As I’ve mentioned before, I’ve never taken a formal writing class, despite having gone to a college populated by more than its share of established and aspiring novelists. And my gut instinct is to say that such classes, aside from the professional connections they might (or might not) provide, are probably unnecessary for the majority of writers. What a writer needs, above all else, is readers—a handful of intelligent people who will criticize and praise the writer’s work in appropriate measure. A writer needs to read—the great, good, and indifferent books of all eras, as well as a few of the best books on writing itself. And a writer needs to write—as often as possible, ideally every day. A formal class is primarily useful, it seems to me, in providing a structured setting for these three things, which any sufficiently motivated writer could probably find on his or her own. (Which is why a correspondence course like that of the Famous Writers School, which advertises itself as “a class of one,” is presumably not the best option.)

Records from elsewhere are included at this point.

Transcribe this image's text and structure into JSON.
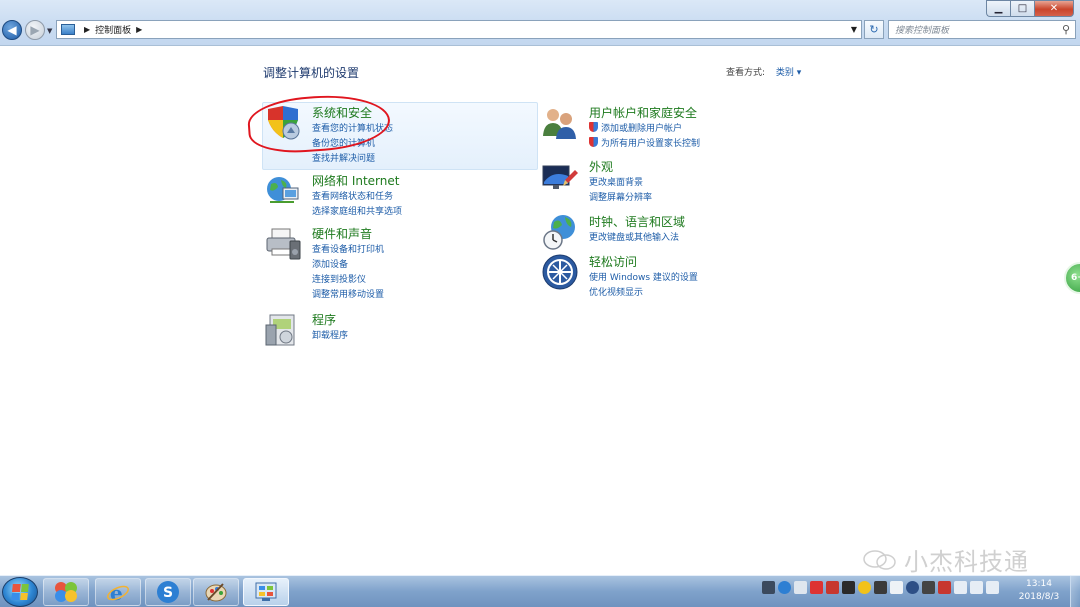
{
  "window": {
    "breadcrumb": [
      "控制面板"
    ],
    "search_placeholder": "搜索控制面板",
    "minimize": "▁",
    "maximize": "□",
    "close": "✕"
  },
  "header": {
    "title": "调整计算机的设置",
    "view_by_label": "查看方式:",
    "view_by_value": "类别 ▾"
  },
  "categories": {
    "system_security": {
      "title": "系统和安全",
      "links": [
        "查看您的计算机状态",
        "备份您的计算机",
        "查找并解决问题"
      ]
    },
    "network": {
      "title": "网络和 Internet",
      "links": [
        "查看网络状态和任务",
        "选择家庭组和共享选项"
      ]
    },
    "hardware": {
      "title": "硬件和声音",
      "links": [
        "查看设备和打印机",
        "添加设备",
        "连接到投影仪",
        "调整常用移动设置"
      ]
    },
    "programs": {
      "title": "程序",
      "links": [
        "卸载程序"
      ]
    },
    "user_accounts": {
      "title": "用户帐户和家庭安全",
      "links": [
        "添加或删除用户帐户",
        "为所有用户设置家长控制"
      ]
    },
    "appearance": {
      "title": "外观",
      "links": [
        "更改桌面背景",
        "调整屏幕分辨率"
      ]
    },
    "clock_region": {
      "title": "时钟、语言和区域",
      "links": [
        "更改键盘或其他输入法"
      ]
    },
    "ease_access": {
      "title": "轻松访问",
      "links": [
        "使用 Windows 建议的设置",
        "优化视频显示"
      ]
    }
  },
  "taskbar": {
    "clock_time": "13:14",
    "clock_date": "2018/8/3"
  },
  "watermark": "小杰科技通",
  "side_bubble": "6+"
}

It might be argued that the same principle applies to any kind of formal education, at least in the humanities: with access to a library, interesting friends, and a lot of personal discipline, a student can receive more or less the same education that he or she would receive as a college undergraduate. (T.S. Eliot, among others, was openly contemptuous of the idea of studying English literature in college, which might be done equally well, or so he argued, in the student’s spare time.) Of course, without the social and professional benefits of an accredited program, it’s going to be hard to find work as, say, a professor of classics. But writing is one of the few professional fields that still welcomes autodidacts—which is one of the things that makes it so interesting, and terrifying.
In the end, every writer, even a graduate of the Iowa Writers Workshop, is essentially self-taught. Which is why I feel that the best way might still be to go it alone. (If you’re serious about being a writer, you’ll eventually find yourself going it alone anyway.)